That Easter morning so long ago, Mary gave us hope too. She proclaimed the good news of the empty tomb and the disciples go out and they proclaim the news to the world starting with the brothers in Galilee. With her simple words “He is risen. He is alive!” she helps us claim the promise of Easter as she helps us move through the helplessness felt on Good Friday, the despair of Holy Saturday, from the doubt experienced at the tomb to hope and a larger faith.
The Easter hope and deeper faith given in the resurrection of our Lord Jesus Christ turns the lives of all disciples of Christ, upside down. We are not the same. We are changed. We are a witness to the fact that God lives and gives us life. Had Jesus not been risen from the dead, this “living faith” would be a very different kind of living. With the living Christ in us, we are fill with a bigger faith and we all become part of the Jesus movement. Our faith is a “He is risen” faith because of the resurrection.
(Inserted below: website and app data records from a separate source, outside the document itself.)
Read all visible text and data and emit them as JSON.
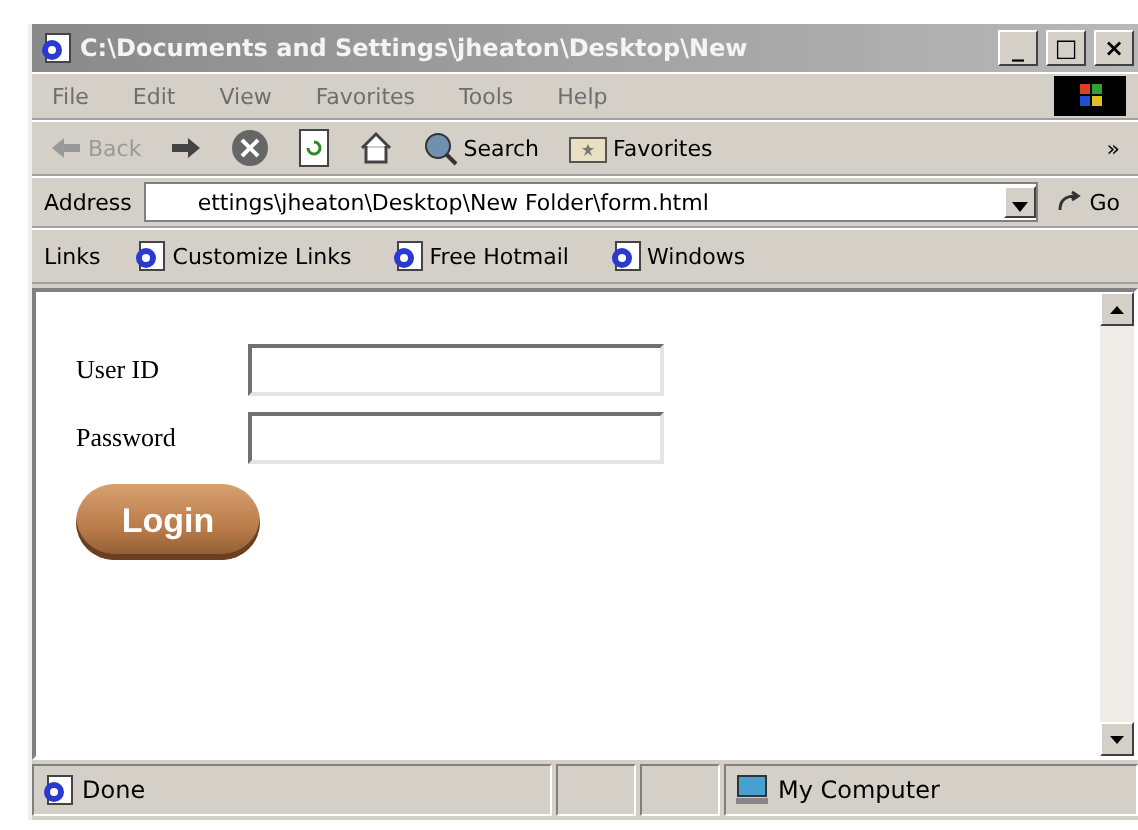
{
  "window": {
    "title": "C:\\Documents and Settings\\jheaton\\Desktop\\New",
    "controls": [
      "_",
      "□",
      "×"
    ]
  },
  "menu": [
    "File",
    "Edit",
    "View",
    "Favorites",
    "Tools",
    "Help"
  ],
  "toolbar": [
    {
      "kind": "back",
      "label": "Back",
      "disabled": true
    },
    {
      "kind": "forward",
      "disabled": false
    },
    {
      "kind": "stop",
      "disabled": false
    },
    {
      "kind": "refresh",
      "disabled": false
    },
    {
      "kind": "home",
      "disabled": false
    },
    {
      "kind": "search",
      "label": "Search",
      "disabled": false
    },
    {
      "kind": "favorites",
      "label": "Favorites",
      "disabled": false
    }
  ],
  "toolbar_more": "»",
  "address": {
    "label": "Address",
    "value": "ettings\\jheaton\\Desktop\\New Folder\\form.html",
    "go": "Go"
  },
  "links": {
    "label": "Links",
    "items": [
      "Customize Links",
      "Free Hotmail",
      "Windows"
    ]
  },
  "form": {
    "fields": [
      {
        "label": "User ID"
      },
      {
        "label": "Password"
      }
    ],
    "button": "Login"
  },
  "status_bar": {
    "text": "Done",
    "zone": "My Computer"
  }
}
Our faith lives and breaths as we grow that relationship with God. It becomes a living conversation.
The resurrection of our Lord is the ultimate breakthrough of God into our world. For “without the resurrection, there would have been no Christianity, no Christendom, no hymns, no seminaries, no churches, and no nativity scenes.” Easter is the fulfillment of a long relationship with God. Today, God reaches into our world and destroys evil. Death is not the last word. Love overcomes death.
The Easter resurrection is the story of a living God who sent his Son to be the ultimate sacrifice and to die upon the cross so we would know God’s love. As Walter Brueggemann, a noted Old Testament scholar wrote: “Easter is the primal enactment of Yahweh’s responding steadfast love.”
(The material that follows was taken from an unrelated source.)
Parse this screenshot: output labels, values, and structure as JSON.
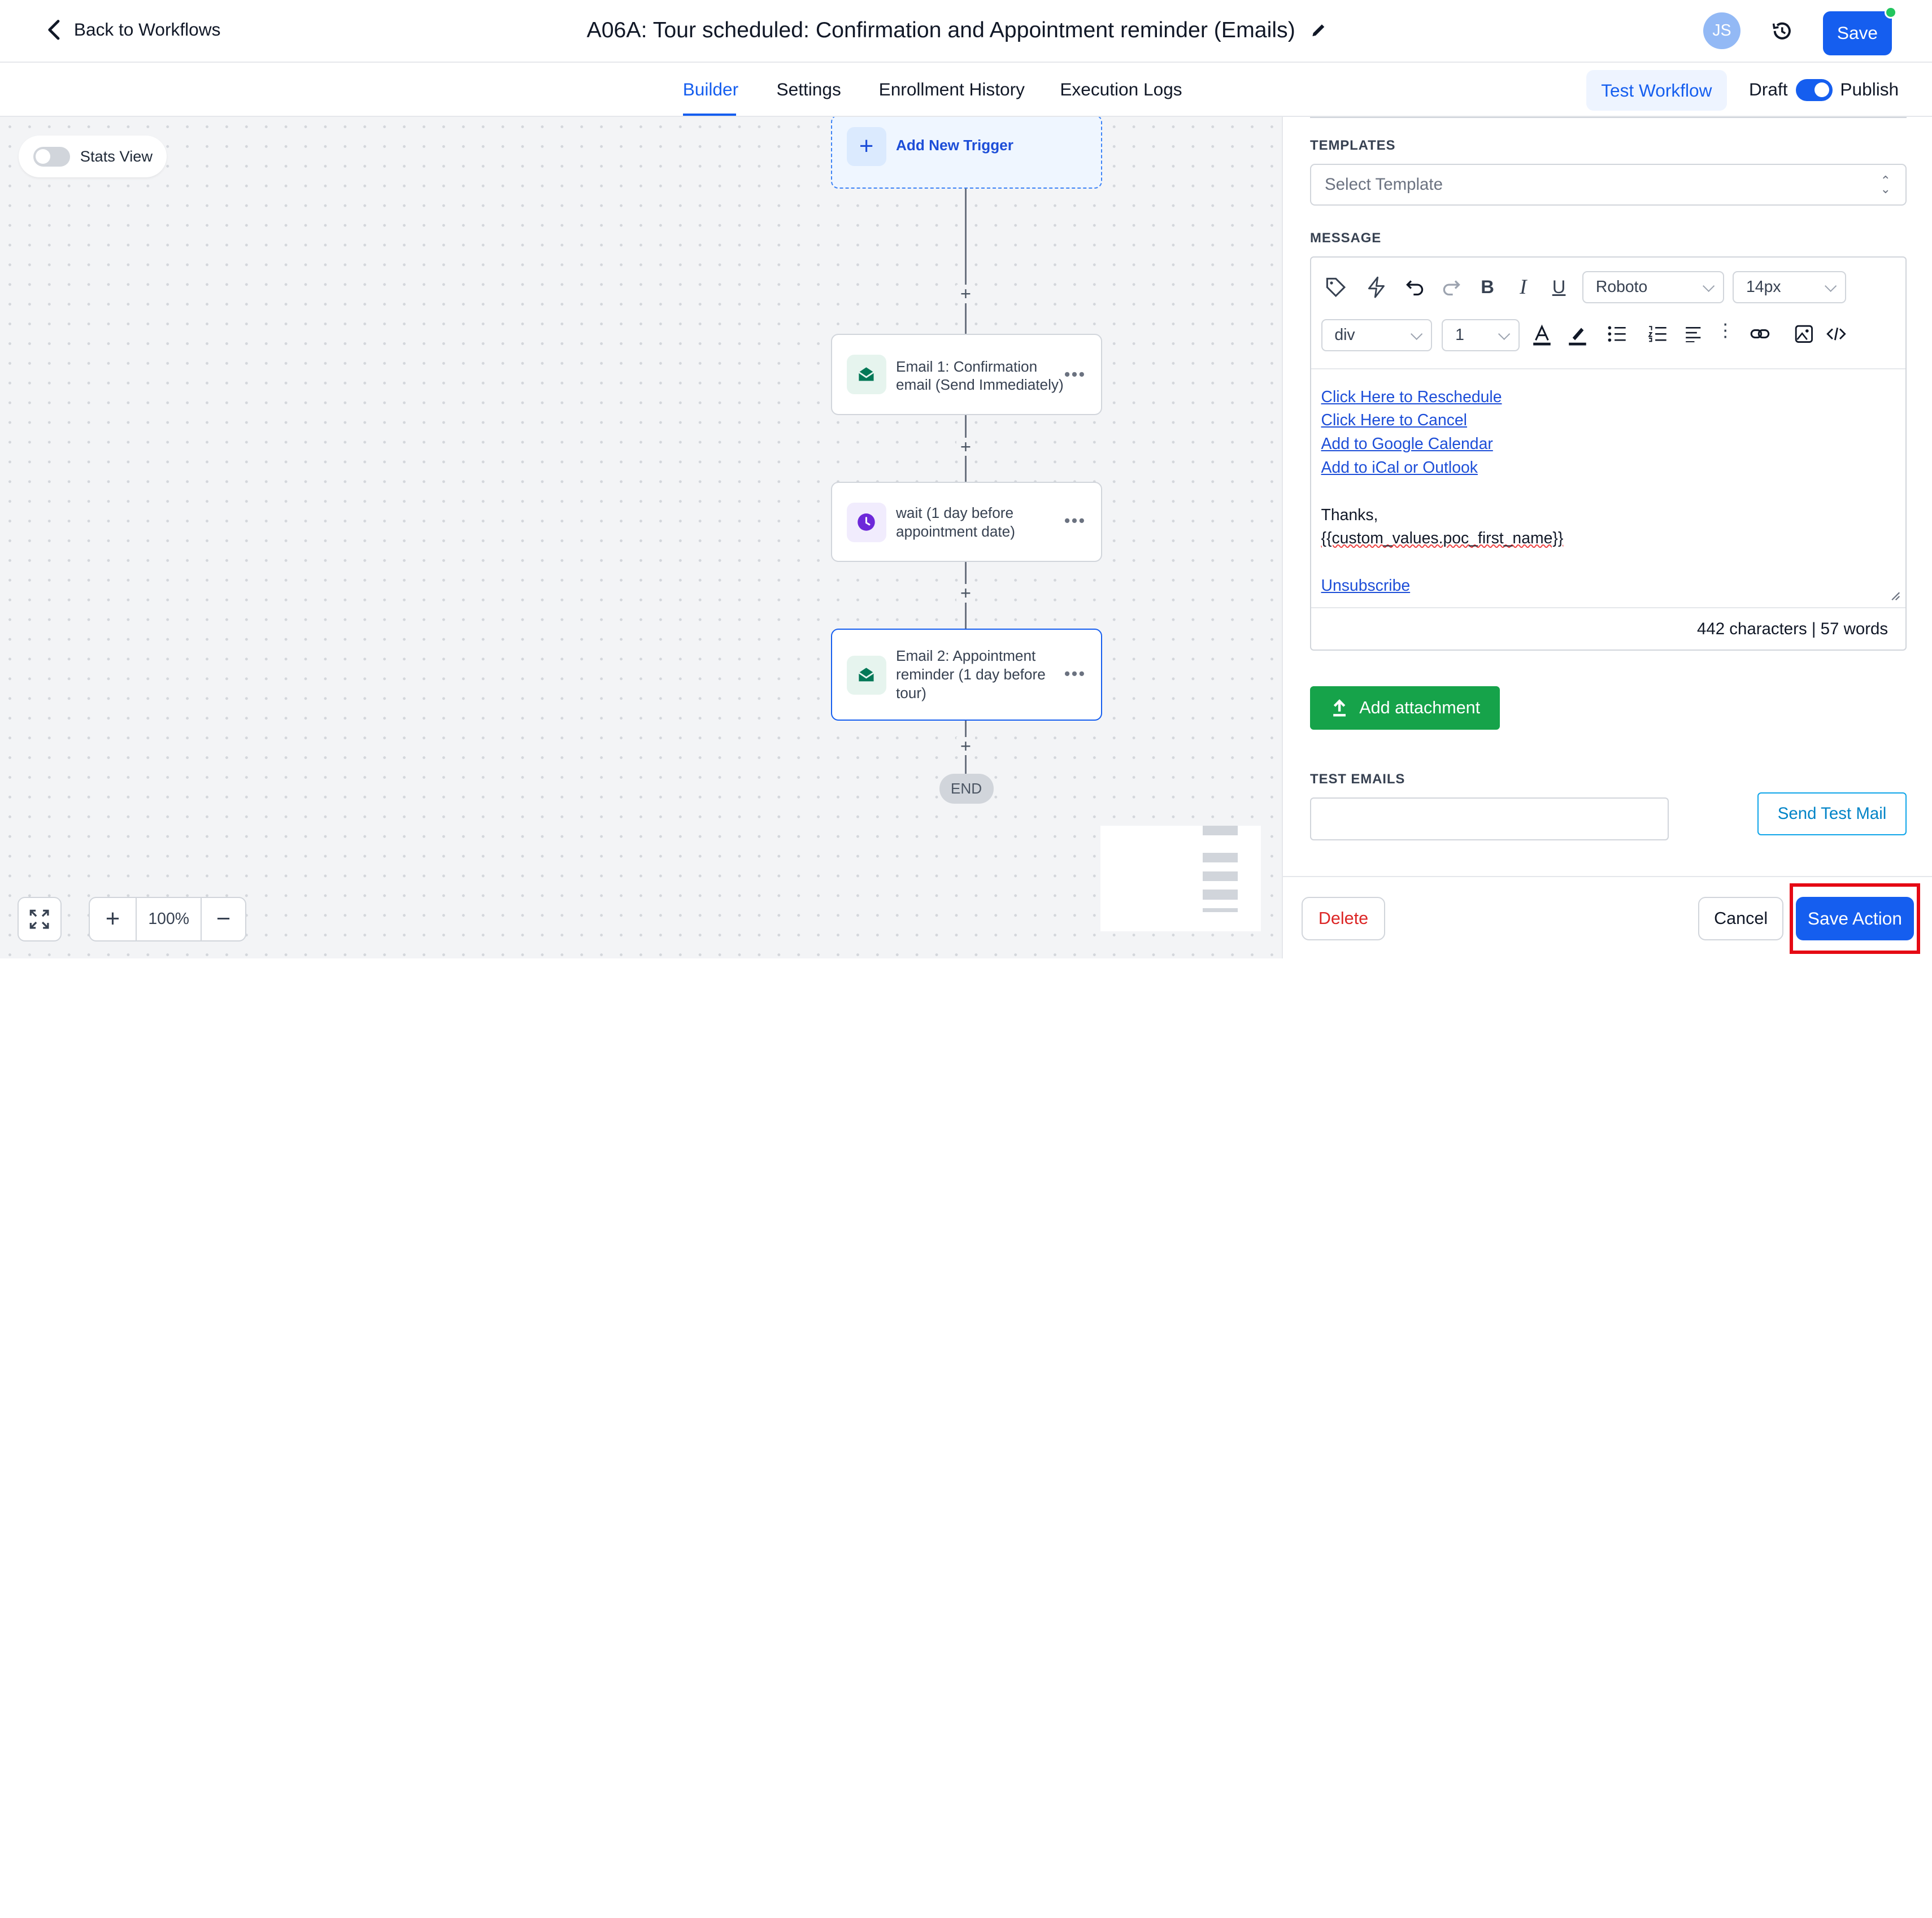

Love is the last word and it all started with the words, “He is risen!” Alleluia! The Lord is risen indeed. Alleluia!
Happy Easter everyone.
 Sam Schechner, “Why Is It Called The Passion? How Jesus’ suffering got its name.,” Slate, Feb. 24 2004, 1, accessed April 10, 2017, http://www.slate.com/articles/news_and_politics/explainer/2004/02/why_is_it_called_the_passion.html.
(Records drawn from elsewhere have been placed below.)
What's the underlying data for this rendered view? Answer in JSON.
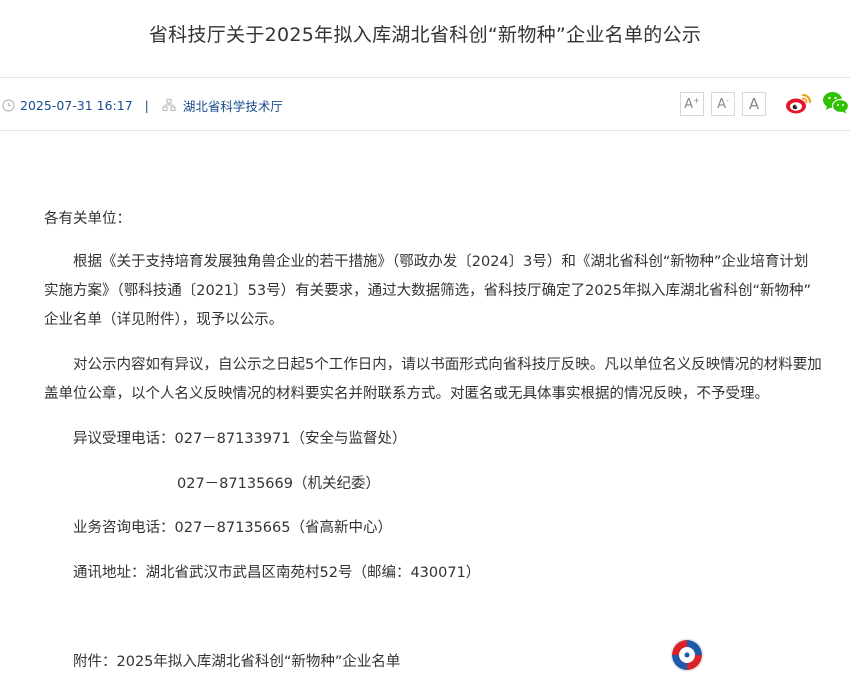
{
  "title": "省科技厅关于2025年拟入库湖北省科创“新物种”企业名单的公示",
  "meta": {
    "date": "2025-07-31 16:17",
    "separator": "|",
    "source": "湖北省科学技术厅"
  },
  "font_size_buttons": [
    "A",
    "A",
    "A"
  ],
  "font_size_marks": [
    "+",
    "-"
  ],
  "share_icons": [
    "weibo-icon",
    "wechat-icon"
  ],
  "body": {
    "salutation": "各有关单位：",
    "paragraph1_lines": [
      "根据《关于支持培育发展独角兽企业的若干措施》（鄂政办发〔2024〕3号）和《湖北省科创“新物种”企业培育计划",
      "实施方案》（鄂科技通〔2021〕53号）有关要求，通过大数据筛选，省科技厅确定了2025年拟入库湖北省科创“新物种”",
      "企业名单（详见附件），现予以公示。"
    ],
    "paragraph2_lines": [
      "对公示内容如有异议，自公示之日起5个工作日内，请以书面形式向省科技厅反映。凡以单位名义反映情况的材料要加",
      "盖单位公章，以个人名义反映情况的材料要实名并附联系方式。对匿名或无具体事实根据的情况反映，不予受理。"
    ],
    "objection_phone": "异议受理电话：027－87133971（安全与监督处）",
    "objection_phone2": "027－87135669（机关纪委）",
    "consult_phone": "业务咨询电话：027－87135665（省高新中心）",
    "address": "通讯地址：湖北省武汉市武昌区南苑村52号（邮编：430071）",
    "attachment": "附件：2025年拟入库湖北省科创“新物种”企业名单"
  },
  "colors": {
    "meta_text": "#1a4b8c",
    "weibo_red": "#e6162d",
    "weibo_orange": "#f4a11a",
    "wechat_green": "#2dc100"
  }
}
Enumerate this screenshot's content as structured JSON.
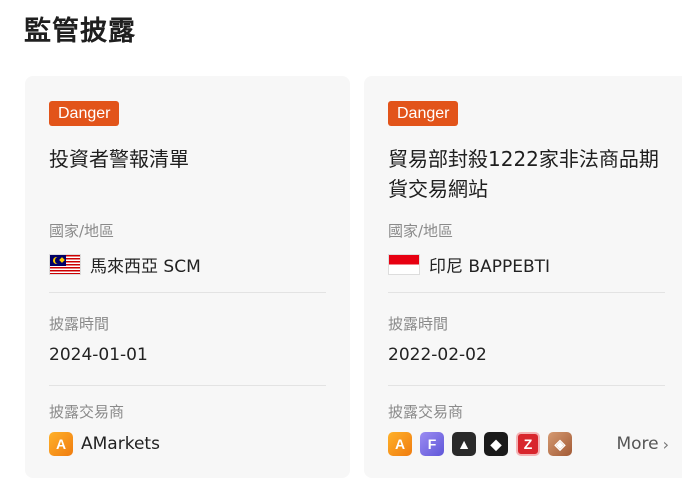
{
  "page": {
    "title": "監管披露"
  },
  "cards": [
    {
      "badge": "Danger",
      "title": "投資者警報清單",
      "region_label": "國家/地區",
      "region_value": "馬來西亞 SCM",
      "flag_icon": "malaysia-flag-icon",
      "date_label": "披露時間",
      "date_value": "2024-01-01",
      "brokers_label": "披露交易商",
      "brokers": [
        {
          "icon": "amarkets-logo-icon",
          "glyph": "A",
          "name": "AMarkets"
        }
      ]
    },
    {
      "badge": "Danger",
      "title": "貿易部封殺1222家非法商品期貨交易網站",
      "region_label": "國家/地區",
      "region_value": "印尼 BAPPEBTI",
      "flag_icon": "indonesia-flag-icon",
      "date_label": "披露時間",
      "date_value": "2022-02-02",
      "brokers_label": "披露交易商",
      "brokers": [
        {
          "icon": "amarkets-logo-icon",
          "glyph": "A"
        },
        {
          "icon": "f-broker-logo-icon",
          "glyph": "F"
        },
        {
          "icon": "triangle-broker-logo-icon",
          "glyph": "▲"
        },
        {
          "icon": "dark-broker-logo-icon",
          "glyph": "◆"
        },
        {
          "icon": "z-broker-logo-icon",
          "glyph": "Z"
        },
        {
          "icon": "brown-broker-logo-icon",
          "glyph": "◈"
        }
      ],
      "more_label": "More",
      "more_icon": "chevron-right-icon"
    }
  ],
  "colors": {
    "badge_bg": "#e2541a",
    "card_bg": "#f7f7f7",
    "label": "#8a8a8a"
  }
}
 Glenn B Siniscalchi, “Christ’s Resurrection and Theological Relevance,” Homelitical and Pastoral Review, April 7, 2012, 1, accessed April 10, 2017, http://www.hprweb.com/2012/04/christs-resurrection-and-theological-relevance/.
 William J Carl III, “Without The Resurrection, There Is No Christianity,” in “The Theme Of This Issue Is Easter,” The Living Pulpit 7, no. 1 (January-March 1998): 6.luia
 Walter Brueggemann, “Easter: Answer To Prayer,” in “The Theme Of This Issue Is Easter,” The Living Pulpit 7, no. 1 (January-March 1998): 37.